What you should do:
Only the lines holding the string "your" are needed; copy each of them from the data.

# # #

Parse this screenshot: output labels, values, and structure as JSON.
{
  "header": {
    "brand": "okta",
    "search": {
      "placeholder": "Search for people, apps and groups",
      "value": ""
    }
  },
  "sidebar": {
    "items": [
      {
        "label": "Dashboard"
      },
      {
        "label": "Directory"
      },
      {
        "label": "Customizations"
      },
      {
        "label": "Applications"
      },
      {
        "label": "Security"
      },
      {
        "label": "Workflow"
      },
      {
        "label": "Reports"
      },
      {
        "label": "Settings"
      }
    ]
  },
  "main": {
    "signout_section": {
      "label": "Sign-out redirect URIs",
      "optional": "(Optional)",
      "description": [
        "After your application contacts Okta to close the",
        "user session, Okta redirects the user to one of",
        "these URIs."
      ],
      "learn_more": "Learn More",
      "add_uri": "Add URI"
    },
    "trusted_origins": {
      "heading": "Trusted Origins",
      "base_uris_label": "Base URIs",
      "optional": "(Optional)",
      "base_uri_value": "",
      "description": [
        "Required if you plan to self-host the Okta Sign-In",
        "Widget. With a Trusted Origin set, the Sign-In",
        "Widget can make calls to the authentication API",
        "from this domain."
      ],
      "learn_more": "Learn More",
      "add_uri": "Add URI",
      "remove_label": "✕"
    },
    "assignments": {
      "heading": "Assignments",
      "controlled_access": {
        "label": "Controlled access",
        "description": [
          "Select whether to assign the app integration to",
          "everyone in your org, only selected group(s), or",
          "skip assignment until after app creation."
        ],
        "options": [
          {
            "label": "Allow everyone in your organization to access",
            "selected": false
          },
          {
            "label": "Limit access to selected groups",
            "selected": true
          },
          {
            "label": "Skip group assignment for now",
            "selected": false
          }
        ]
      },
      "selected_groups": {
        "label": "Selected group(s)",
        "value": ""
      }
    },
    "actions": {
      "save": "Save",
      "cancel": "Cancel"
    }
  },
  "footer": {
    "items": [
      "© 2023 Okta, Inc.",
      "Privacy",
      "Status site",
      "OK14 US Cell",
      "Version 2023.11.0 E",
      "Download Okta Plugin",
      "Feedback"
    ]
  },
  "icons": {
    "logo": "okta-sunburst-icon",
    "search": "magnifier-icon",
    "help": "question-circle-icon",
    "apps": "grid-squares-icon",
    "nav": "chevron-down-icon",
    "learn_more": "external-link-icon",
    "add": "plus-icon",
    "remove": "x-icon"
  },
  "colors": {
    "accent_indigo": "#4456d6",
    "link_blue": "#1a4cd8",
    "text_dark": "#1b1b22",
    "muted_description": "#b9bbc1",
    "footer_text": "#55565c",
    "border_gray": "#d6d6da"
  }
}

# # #

Finished task:
        "After your application contacts Okta to close the",
          "everyone in your org, only selected group(s), or",
            "label": "Allow everyone in your organization to access",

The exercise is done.